"A few minutes after this attack, the only question that was asked was; 'are you ready to play?' As if we'd had a beer thrown at our bus," Tuchel added. "The date was imposed upon us. There was a feeling of helplessness. What we think has didn't interest anybody. We weren't asked about playing the game."
"I just wanted more time, a few more days. In a few days, we would not have dealt with it completely but more time would have helped us to find a way." he said. "UEFA wanted to keep going. Of course we have to keep going, but we still wanted to be competitive."
Armed police at every turn
Despite Tuchel's irritation, the fans took the situation in their stride. The carefree, well-natured energy around the stadium on Tuesday had become a more tense, edgy atmosphere by Wednesday.

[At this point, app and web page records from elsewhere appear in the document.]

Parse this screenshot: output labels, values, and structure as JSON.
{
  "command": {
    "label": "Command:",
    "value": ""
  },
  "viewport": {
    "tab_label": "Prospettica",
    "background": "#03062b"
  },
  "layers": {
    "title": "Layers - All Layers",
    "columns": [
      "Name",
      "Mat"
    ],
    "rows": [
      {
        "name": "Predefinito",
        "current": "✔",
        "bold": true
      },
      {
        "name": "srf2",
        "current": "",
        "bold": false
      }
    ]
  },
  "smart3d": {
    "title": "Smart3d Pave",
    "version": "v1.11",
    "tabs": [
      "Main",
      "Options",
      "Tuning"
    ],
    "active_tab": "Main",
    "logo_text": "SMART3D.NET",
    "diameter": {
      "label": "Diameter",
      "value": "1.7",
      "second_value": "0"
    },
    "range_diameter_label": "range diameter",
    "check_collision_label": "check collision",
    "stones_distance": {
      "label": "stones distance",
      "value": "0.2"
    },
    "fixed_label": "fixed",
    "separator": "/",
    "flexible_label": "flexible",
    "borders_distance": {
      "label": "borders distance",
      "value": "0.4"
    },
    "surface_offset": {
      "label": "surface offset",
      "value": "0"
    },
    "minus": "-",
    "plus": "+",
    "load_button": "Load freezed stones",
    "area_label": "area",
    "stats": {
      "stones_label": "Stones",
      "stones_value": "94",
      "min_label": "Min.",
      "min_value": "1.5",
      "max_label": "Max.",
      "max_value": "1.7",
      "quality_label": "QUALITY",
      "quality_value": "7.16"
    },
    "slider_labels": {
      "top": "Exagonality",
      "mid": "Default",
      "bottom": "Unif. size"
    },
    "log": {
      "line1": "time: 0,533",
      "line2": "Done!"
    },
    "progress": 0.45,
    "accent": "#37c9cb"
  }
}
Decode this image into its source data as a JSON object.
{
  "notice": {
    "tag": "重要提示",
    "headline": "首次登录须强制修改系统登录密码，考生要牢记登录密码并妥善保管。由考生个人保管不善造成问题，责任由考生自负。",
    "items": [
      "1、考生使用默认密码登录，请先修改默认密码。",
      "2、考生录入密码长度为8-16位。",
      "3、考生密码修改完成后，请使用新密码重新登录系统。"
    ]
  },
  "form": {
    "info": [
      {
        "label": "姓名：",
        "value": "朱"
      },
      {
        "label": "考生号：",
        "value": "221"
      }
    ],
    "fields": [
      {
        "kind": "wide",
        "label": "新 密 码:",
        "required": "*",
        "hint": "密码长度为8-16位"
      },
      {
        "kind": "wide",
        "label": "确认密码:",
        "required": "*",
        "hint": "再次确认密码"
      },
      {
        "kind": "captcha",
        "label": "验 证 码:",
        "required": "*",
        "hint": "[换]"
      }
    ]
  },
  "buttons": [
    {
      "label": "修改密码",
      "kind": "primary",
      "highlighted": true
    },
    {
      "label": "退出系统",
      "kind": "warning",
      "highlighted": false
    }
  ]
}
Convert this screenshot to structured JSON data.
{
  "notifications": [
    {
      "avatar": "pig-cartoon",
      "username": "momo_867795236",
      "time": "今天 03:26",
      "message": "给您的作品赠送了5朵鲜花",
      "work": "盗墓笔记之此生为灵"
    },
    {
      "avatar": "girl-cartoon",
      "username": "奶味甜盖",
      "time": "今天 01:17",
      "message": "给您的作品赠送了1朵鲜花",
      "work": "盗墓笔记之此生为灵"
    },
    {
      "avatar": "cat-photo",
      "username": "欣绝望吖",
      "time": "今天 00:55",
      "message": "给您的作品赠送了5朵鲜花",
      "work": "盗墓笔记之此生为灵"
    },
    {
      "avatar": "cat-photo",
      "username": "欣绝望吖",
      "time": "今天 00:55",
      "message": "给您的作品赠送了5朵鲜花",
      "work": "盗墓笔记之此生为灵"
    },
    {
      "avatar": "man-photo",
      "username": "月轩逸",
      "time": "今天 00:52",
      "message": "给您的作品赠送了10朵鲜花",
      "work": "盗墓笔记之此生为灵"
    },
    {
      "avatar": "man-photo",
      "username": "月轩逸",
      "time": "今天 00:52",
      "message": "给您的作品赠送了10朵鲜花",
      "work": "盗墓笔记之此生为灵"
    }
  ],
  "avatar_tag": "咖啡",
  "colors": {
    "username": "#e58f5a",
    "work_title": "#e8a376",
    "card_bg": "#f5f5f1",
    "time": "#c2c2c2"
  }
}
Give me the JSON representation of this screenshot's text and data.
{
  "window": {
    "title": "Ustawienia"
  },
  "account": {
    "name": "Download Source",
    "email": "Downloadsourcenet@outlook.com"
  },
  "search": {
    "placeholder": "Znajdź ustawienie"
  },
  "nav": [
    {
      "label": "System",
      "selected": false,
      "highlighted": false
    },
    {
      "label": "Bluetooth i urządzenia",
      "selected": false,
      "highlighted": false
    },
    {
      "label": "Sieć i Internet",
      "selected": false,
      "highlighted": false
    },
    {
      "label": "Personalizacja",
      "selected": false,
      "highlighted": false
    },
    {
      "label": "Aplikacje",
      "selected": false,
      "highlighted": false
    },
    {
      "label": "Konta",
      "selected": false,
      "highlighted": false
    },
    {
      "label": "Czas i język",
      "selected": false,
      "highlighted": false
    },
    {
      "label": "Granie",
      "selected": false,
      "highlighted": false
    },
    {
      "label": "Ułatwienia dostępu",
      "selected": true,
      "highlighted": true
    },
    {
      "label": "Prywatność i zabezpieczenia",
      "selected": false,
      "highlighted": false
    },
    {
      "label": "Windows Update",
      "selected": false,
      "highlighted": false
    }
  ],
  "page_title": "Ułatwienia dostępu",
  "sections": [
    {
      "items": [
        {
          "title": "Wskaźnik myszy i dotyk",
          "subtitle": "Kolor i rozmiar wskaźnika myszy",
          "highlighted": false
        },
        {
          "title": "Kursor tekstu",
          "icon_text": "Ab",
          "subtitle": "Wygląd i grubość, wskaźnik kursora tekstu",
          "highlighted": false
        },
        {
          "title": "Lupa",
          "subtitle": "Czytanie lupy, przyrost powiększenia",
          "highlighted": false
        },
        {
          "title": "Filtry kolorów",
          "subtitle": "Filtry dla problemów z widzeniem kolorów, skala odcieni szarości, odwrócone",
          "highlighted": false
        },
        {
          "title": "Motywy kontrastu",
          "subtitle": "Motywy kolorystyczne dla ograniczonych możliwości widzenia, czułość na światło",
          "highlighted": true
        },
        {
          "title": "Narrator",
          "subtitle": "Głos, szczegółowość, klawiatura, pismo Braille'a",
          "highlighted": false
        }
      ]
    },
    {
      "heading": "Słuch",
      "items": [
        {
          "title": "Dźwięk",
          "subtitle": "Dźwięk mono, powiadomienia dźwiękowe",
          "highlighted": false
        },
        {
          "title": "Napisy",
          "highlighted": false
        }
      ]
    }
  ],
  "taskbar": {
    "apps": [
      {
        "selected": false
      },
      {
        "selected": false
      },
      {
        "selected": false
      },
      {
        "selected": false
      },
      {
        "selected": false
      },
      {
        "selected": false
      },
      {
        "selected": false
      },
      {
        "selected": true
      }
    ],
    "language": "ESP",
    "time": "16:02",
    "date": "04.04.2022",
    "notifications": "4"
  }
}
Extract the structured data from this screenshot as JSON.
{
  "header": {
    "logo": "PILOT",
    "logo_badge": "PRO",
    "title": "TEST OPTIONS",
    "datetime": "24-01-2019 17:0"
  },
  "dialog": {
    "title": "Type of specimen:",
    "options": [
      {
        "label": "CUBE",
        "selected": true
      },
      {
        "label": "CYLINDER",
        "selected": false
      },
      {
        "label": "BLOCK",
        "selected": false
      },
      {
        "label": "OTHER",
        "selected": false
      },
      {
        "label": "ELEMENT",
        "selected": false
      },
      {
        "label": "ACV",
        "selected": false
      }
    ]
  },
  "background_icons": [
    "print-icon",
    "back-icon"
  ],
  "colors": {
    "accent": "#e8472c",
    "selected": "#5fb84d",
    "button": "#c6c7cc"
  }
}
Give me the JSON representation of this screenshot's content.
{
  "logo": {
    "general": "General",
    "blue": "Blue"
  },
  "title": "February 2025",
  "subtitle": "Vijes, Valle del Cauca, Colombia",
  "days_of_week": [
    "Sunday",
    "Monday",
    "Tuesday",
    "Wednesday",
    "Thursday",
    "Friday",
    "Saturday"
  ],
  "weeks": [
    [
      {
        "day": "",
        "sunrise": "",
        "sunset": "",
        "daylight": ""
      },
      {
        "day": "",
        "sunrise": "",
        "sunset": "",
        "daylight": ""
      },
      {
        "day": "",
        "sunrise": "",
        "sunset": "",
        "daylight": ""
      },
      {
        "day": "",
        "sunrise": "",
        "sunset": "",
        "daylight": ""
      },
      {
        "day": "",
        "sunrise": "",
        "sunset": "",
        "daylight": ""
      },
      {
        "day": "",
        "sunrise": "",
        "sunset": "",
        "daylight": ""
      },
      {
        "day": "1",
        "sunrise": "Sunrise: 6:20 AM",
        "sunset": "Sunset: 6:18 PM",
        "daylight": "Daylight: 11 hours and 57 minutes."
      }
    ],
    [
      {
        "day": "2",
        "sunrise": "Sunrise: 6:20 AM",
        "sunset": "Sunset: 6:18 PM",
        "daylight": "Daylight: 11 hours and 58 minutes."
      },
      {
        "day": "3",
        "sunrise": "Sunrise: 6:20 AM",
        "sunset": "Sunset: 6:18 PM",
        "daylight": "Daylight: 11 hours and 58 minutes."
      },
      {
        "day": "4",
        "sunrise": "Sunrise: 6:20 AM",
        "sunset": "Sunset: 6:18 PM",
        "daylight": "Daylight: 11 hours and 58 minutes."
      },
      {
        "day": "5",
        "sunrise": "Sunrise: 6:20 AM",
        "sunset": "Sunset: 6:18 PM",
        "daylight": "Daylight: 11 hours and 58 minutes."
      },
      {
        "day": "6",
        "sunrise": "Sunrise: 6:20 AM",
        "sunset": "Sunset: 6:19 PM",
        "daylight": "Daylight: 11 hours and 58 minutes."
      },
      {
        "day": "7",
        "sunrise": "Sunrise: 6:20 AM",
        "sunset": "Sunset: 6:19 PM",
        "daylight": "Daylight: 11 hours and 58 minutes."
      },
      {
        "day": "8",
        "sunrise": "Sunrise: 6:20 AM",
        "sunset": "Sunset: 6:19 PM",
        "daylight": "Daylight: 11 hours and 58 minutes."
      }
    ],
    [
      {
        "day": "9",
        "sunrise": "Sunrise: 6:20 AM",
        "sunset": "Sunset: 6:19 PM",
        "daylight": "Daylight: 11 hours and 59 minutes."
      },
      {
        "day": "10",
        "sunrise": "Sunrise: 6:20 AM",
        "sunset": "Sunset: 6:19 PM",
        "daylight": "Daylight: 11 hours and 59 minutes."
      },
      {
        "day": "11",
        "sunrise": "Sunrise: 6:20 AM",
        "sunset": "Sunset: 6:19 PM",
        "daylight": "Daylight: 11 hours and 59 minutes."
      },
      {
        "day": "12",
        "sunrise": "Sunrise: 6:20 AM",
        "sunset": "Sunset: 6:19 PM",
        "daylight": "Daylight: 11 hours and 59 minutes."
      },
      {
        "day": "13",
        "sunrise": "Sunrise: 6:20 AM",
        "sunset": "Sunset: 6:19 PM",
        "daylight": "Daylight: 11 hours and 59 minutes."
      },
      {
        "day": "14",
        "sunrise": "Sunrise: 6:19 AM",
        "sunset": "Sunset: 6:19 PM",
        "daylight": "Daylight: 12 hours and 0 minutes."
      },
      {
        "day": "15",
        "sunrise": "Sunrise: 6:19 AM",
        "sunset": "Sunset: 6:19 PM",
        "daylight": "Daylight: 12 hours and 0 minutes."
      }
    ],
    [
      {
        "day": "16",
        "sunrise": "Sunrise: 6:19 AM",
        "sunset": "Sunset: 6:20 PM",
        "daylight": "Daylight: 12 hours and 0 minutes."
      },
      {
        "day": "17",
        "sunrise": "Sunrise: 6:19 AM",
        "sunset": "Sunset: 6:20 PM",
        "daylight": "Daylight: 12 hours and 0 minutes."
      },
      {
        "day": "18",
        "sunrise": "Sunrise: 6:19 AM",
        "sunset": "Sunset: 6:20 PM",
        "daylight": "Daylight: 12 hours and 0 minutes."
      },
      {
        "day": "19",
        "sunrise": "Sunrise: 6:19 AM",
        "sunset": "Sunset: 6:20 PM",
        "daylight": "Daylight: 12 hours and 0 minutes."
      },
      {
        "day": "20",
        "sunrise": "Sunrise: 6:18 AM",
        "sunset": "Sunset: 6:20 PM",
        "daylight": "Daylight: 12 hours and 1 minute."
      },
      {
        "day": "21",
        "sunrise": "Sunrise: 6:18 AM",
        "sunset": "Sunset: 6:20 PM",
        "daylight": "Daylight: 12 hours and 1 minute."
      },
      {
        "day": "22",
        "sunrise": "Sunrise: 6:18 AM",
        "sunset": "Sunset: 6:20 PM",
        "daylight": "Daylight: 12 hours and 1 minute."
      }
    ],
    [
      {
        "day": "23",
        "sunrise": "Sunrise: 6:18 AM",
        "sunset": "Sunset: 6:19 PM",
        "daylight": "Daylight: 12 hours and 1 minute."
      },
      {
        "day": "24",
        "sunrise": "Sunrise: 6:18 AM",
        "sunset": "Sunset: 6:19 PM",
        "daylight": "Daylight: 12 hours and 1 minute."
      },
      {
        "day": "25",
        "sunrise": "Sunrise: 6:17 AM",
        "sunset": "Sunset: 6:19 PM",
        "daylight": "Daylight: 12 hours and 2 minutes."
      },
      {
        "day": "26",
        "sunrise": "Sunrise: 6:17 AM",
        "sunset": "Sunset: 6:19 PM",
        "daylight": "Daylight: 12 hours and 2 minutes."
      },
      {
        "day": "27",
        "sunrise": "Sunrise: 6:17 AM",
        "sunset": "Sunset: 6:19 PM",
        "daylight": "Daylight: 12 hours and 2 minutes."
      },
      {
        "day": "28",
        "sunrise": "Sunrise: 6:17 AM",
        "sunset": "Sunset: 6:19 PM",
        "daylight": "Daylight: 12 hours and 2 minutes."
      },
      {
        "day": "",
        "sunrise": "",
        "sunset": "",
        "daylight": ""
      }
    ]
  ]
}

The security presence was incomparable to the previous night, with armed police visible at every turn, with Dortmund police suggesting the volume of officers, who had been drafted in from all over the state of North Rhine-Westphalia, was the highest-ever number present for a match at this stadium. There was a feeling that this game was something to get through, rather than something to be enjoyed. At times, it didn't even feel like a football match.
For all the upheaval and stress of the previous 24 hours, these fans deserved some entertainment. And in this respect, the game didn't disappoint. It was an absorbing contest that ebbed and flowed as two of Europe's finest attacking teams went toe-to-toe.
Mbappe stole the show
Billed as a showdown between Europe's two best young teams, there was one player who stole the show, demonstrating a maturity well beyond his tender 18 years. It wasn't just the fact that Kylian Mbappe scored two goals in a Champions League quarterfinal that was striking, but just how comfortable this star-in-the-making looks on the biggest stage. Mbappe scored Monaco's opener, which should have been disallowed, but it was his fearlessness and raw speed that Dortmund's wooden defence couldn't deal with.
Dortmund went into the halftime break down 2-0 but came out strongly in the second half and pulled a goal back to put Monaco on the back foot. But just as Dortmund looked like forcing an equalizer, Mbappe struck again - and in some style. A misplaced Dortmund pass gave the French teenager a clean run at keeper Roman Bürki, and Mbappe kept his cool unleashing an assured and precise finish into the far corner. It was ice-cold finishing from a player who will surely light up big European nights for years to come, as his performance eclipsed the collection of young Dortmund talent. In fact, it was one of Dortmund's older heads, goalscorer Shinji Kagawa, whose ability to drift between the opposition's defence and midfield still makes him one of the most effective attacking midfielders in the game.
For Dortmund, getting the right result in this game was never going to be an easy task given the circumstances. Kagawa's late strike, which made the final score 3-2 for the Ligue 1 leaders, could yet be the lifeline Dortmund need to come through the second leg next week in Monaco. For now the club will be relieved to have got through this unfortunate episode, despite the bitter taste left by UEFA's handling of the situation.